▸ **WHAT TO WORK ON**: Could you show all lines in the entries below that contain the string "false"?

Content starts

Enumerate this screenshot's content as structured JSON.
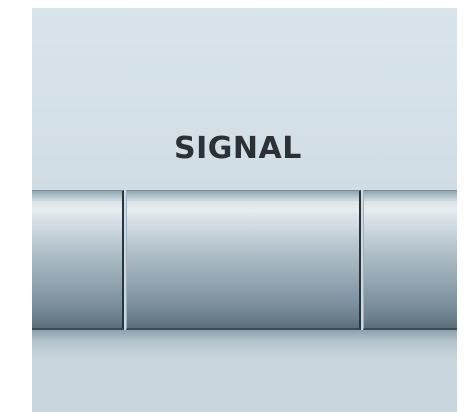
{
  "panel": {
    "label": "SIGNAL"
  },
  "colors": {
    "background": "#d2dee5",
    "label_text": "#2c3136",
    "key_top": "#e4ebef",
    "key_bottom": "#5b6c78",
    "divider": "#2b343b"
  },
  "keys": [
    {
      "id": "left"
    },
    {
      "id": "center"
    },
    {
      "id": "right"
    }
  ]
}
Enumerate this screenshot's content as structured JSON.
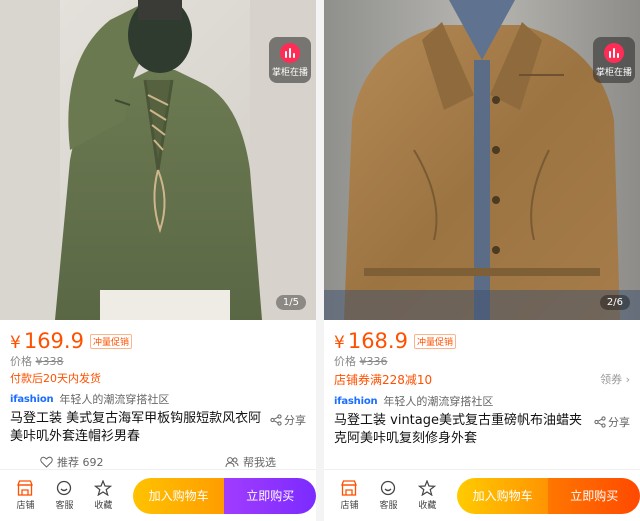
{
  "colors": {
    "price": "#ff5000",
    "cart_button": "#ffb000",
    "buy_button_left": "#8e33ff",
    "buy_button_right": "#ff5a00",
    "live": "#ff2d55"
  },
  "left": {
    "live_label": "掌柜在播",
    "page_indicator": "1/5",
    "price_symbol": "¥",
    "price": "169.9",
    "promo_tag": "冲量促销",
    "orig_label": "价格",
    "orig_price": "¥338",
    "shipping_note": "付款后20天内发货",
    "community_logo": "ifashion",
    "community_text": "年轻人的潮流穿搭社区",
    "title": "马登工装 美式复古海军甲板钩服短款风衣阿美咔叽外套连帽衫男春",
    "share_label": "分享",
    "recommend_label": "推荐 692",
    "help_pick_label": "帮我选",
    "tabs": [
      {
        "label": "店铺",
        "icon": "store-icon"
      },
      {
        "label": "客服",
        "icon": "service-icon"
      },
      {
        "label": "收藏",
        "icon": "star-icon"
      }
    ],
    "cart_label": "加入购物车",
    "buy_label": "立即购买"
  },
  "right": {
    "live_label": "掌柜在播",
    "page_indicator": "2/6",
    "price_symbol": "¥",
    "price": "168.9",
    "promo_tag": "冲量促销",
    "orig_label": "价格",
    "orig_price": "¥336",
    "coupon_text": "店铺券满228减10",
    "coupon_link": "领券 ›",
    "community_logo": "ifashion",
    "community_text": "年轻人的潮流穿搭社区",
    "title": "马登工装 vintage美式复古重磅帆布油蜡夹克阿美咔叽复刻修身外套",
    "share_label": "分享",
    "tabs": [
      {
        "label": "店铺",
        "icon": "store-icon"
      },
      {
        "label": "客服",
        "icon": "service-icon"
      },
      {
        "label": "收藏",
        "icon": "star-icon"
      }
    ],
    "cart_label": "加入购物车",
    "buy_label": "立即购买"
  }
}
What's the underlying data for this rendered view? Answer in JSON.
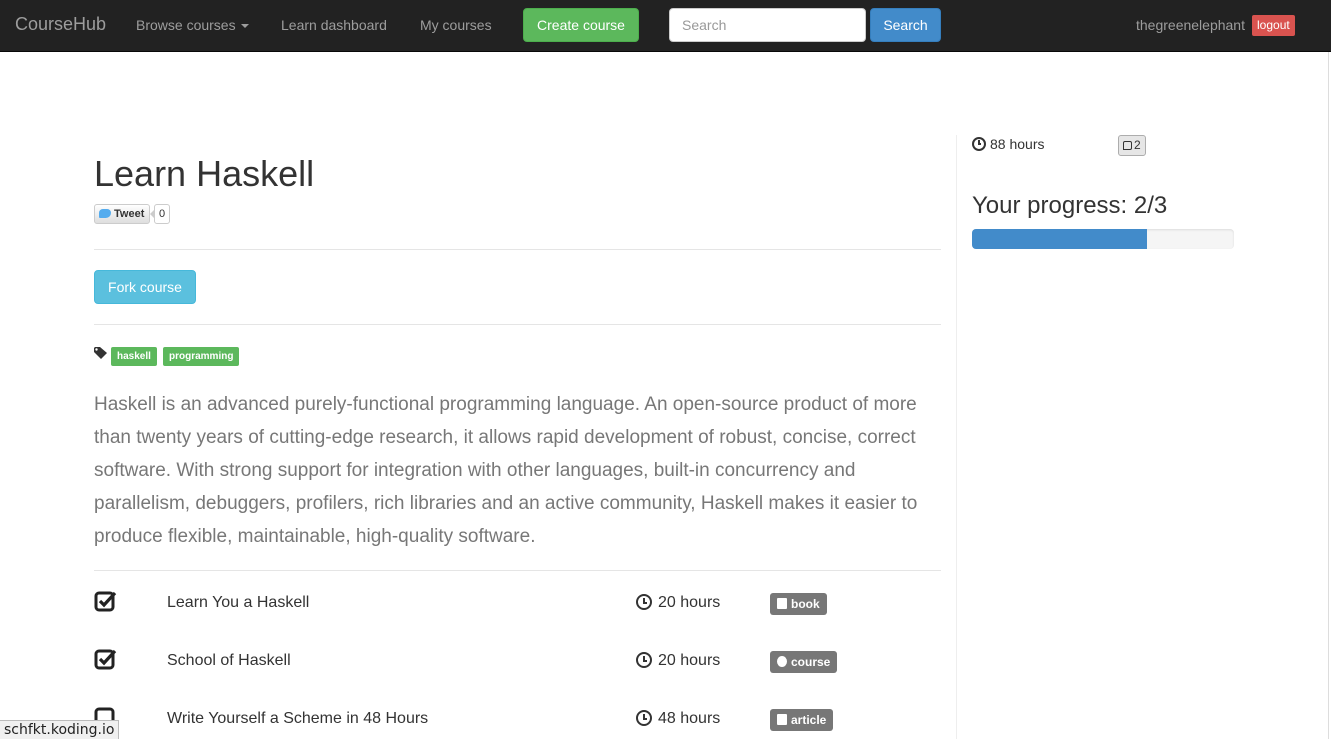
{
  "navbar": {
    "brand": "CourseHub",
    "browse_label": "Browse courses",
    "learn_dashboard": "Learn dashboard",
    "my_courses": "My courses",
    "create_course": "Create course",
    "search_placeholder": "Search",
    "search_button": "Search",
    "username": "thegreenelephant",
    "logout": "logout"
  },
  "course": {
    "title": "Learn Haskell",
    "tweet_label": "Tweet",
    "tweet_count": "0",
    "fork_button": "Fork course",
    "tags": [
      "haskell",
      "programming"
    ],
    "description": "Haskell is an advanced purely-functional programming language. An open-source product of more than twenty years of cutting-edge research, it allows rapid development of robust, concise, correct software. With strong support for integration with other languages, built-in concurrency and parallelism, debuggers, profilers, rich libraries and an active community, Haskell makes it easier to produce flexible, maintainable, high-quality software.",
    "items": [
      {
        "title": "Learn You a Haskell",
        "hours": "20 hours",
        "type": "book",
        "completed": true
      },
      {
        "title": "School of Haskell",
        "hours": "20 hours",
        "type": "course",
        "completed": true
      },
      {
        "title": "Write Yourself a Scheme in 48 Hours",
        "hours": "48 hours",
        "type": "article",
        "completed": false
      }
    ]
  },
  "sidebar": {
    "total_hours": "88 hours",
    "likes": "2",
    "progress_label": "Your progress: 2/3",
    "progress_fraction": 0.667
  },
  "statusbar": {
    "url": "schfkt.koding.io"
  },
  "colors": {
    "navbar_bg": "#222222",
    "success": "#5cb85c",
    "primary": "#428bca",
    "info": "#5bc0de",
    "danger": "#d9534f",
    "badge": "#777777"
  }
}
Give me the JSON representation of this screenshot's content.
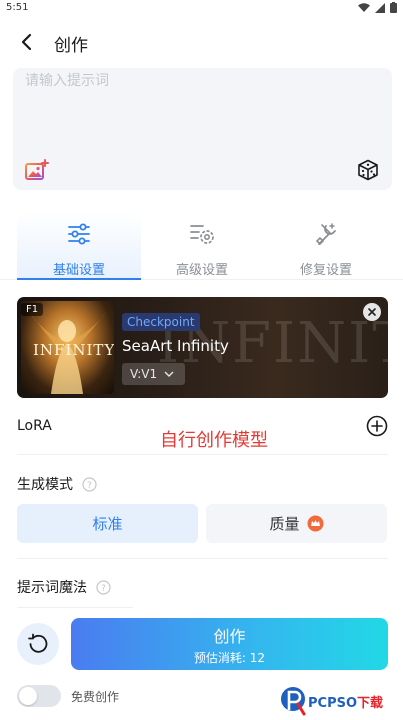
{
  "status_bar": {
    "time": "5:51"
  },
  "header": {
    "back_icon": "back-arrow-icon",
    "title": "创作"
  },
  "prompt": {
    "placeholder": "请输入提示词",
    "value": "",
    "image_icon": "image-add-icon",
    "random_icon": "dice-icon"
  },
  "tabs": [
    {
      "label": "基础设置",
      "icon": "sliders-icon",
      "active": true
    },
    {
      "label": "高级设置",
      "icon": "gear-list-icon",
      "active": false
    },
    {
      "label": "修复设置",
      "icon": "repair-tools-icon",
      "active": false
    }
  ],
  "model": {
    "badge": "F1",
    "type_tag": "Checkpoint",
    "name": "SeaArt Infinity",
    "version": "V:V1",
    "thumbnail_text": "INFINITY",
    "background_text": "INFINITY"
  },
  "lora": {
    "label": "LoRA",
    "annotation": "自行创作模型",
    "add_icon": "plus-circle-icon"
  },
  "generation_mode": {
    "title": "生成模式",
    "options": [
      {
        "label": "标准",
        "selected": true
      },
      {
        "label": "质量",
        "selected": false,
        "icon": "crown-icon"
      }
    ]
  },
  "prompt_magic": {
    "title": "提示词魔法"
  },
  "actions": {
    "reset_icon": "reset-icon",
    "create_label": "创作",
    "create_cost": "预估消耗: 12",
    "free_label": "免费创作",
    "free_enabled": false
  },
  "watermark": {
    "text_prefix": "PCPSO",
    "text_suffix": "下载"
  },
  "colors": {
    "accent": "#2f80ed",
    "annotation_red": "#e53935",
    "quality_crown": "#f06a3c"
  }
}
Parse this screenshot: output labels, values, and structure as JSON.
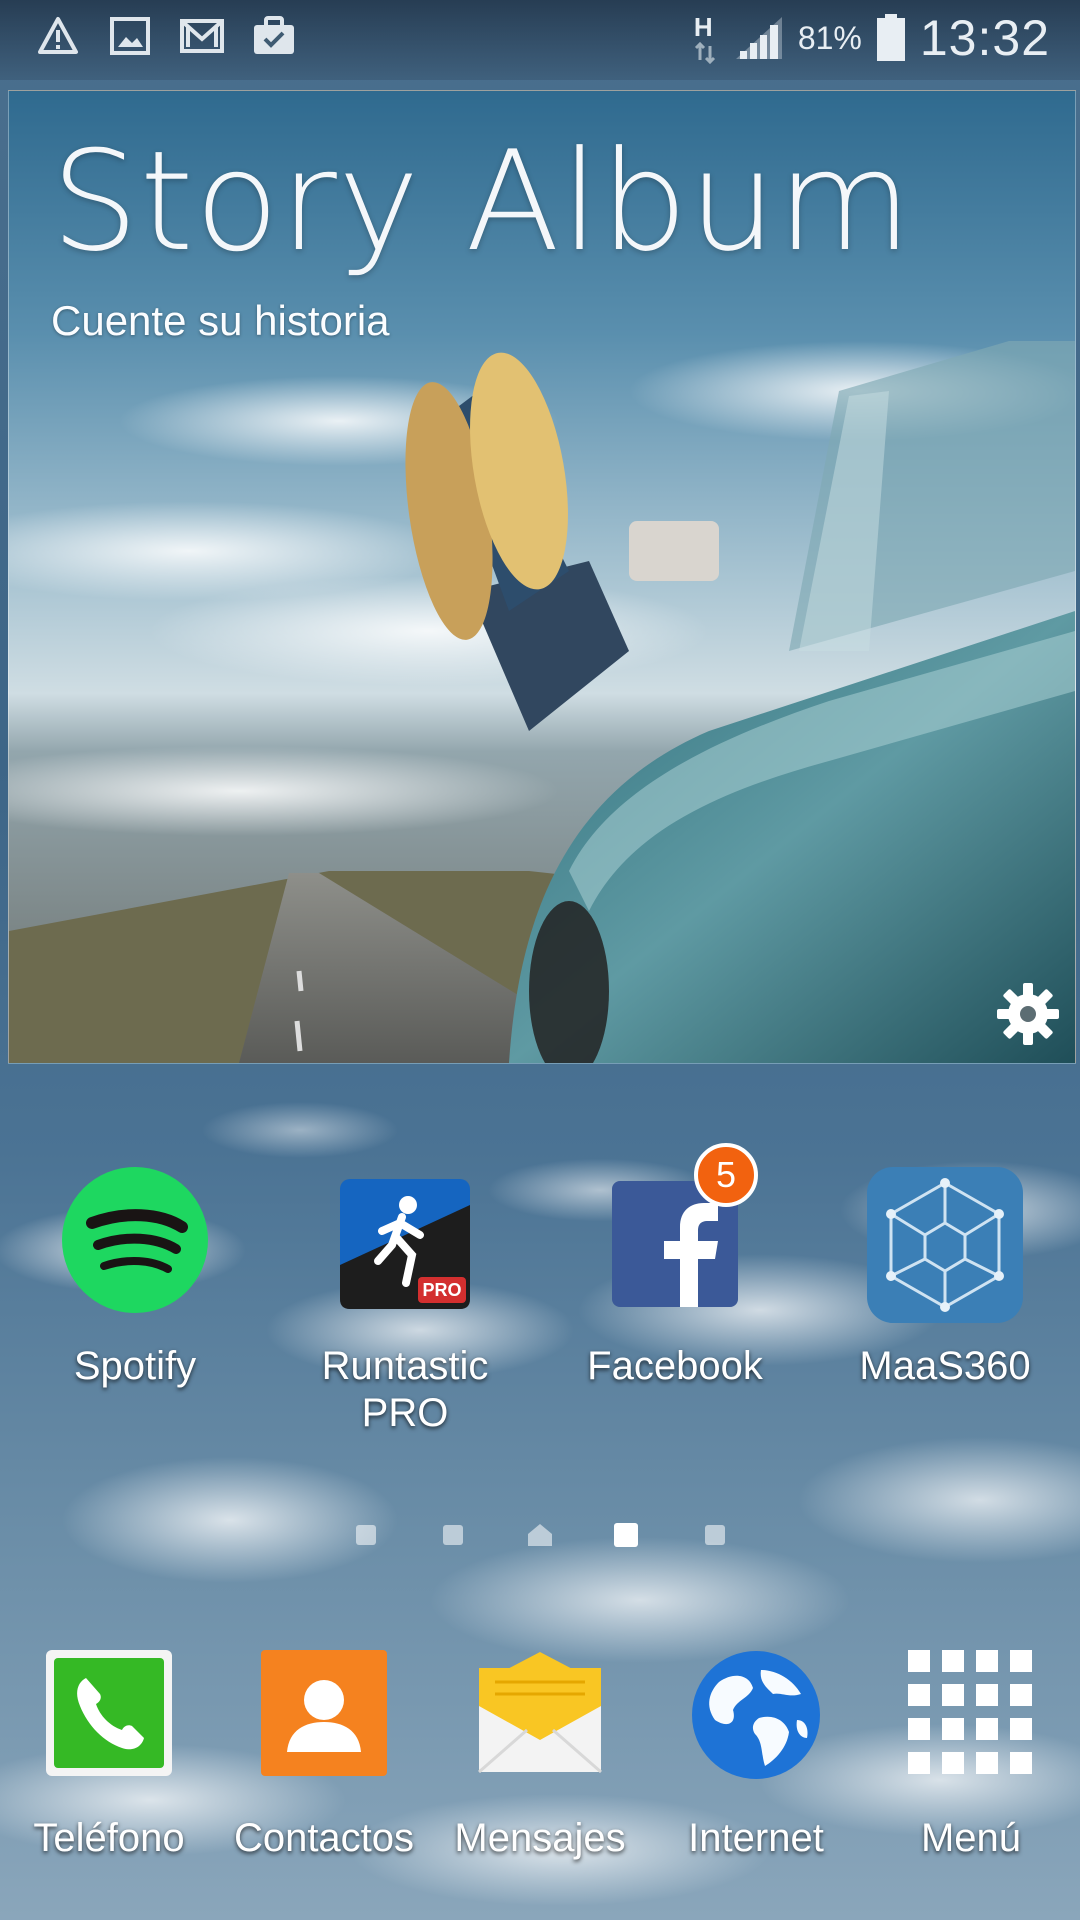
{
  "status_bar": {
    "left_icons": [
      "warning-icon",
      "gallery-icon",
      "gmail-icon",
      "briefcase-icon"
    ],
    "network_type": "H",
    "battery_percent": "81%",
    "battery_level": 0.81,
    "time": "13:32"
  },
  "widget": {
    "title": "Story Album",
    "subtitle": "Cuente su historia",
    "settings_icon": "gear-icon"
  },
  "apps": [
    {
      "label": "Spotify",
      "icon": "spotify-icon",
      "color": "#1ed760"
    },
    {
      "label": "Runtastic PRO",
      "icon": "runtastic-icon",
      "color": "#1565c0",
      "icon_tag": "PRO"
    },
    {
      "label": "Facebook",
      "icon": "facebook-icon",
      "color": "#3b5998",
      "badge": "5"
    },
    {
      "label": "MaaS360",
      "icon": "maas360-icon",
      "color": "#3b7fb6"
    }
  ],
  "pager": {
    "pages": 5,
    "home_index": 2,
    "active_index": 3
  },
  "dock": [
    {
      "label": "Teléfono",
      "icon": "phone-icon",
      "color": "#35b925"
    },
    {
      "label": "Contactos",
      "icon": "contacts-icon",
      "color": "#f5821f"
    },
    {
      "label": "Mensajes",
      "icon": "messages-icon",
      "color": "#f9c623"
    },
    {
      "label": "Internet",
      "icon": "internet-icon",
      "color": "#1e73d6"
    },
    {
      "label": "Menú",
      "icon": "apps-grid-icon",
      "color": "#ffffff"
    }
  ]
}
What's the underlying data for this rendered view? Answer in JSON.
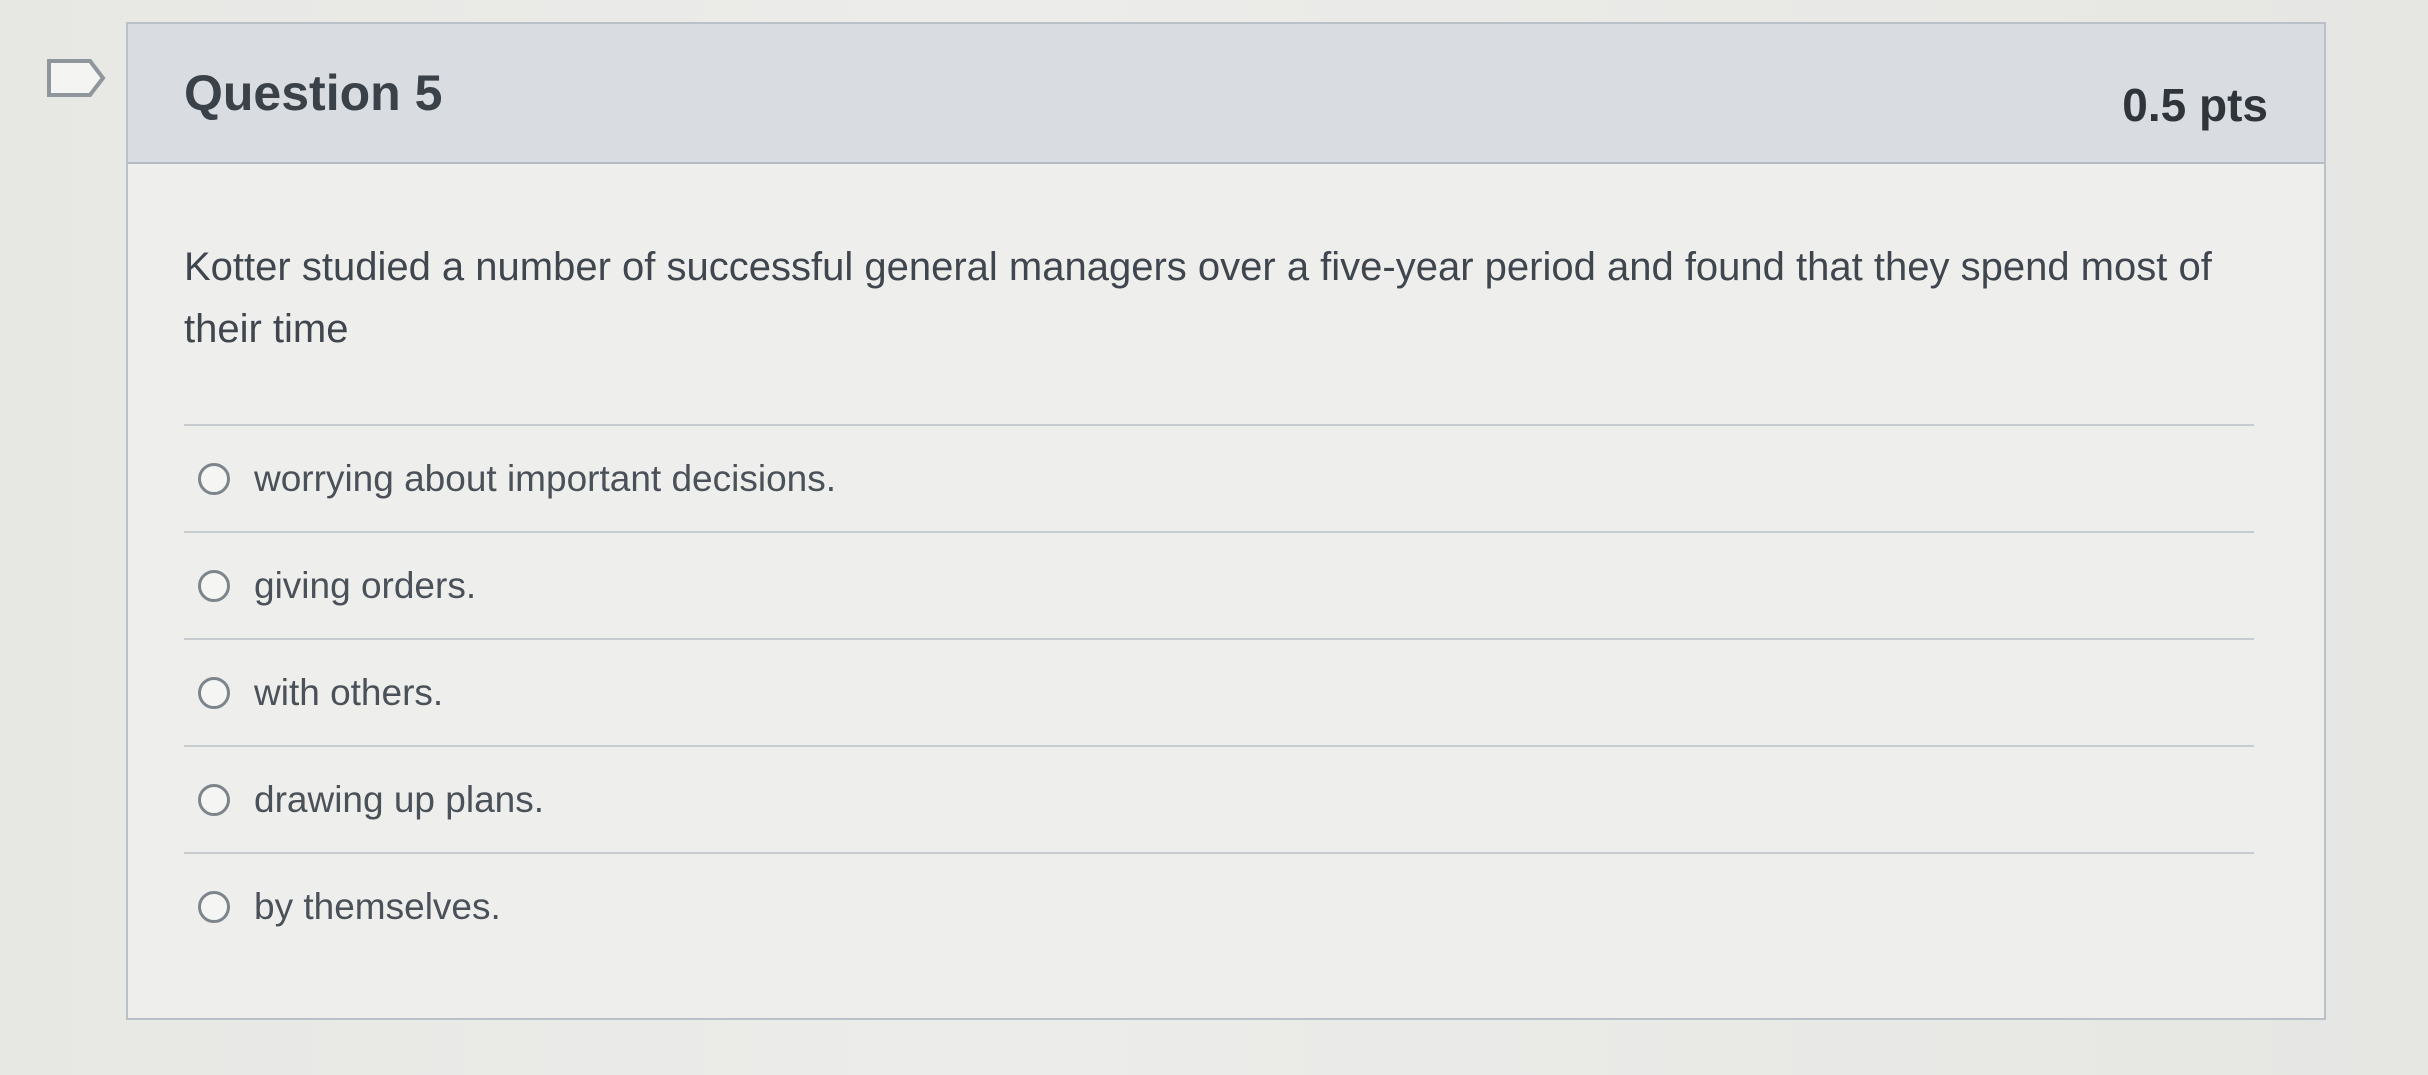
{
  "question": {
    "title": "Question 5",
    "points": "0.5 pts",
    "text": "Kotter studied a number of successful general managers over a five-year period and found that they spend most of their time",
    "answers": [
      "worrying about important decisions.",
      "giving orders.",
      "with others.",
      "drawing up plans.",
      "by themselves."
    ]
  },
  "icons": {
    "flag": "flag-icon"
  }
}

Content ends

▸ **RESPONSE BOX**:
        "completed": false
      "active": false
      "active": false
        "selected": false,
    "free_enabled": false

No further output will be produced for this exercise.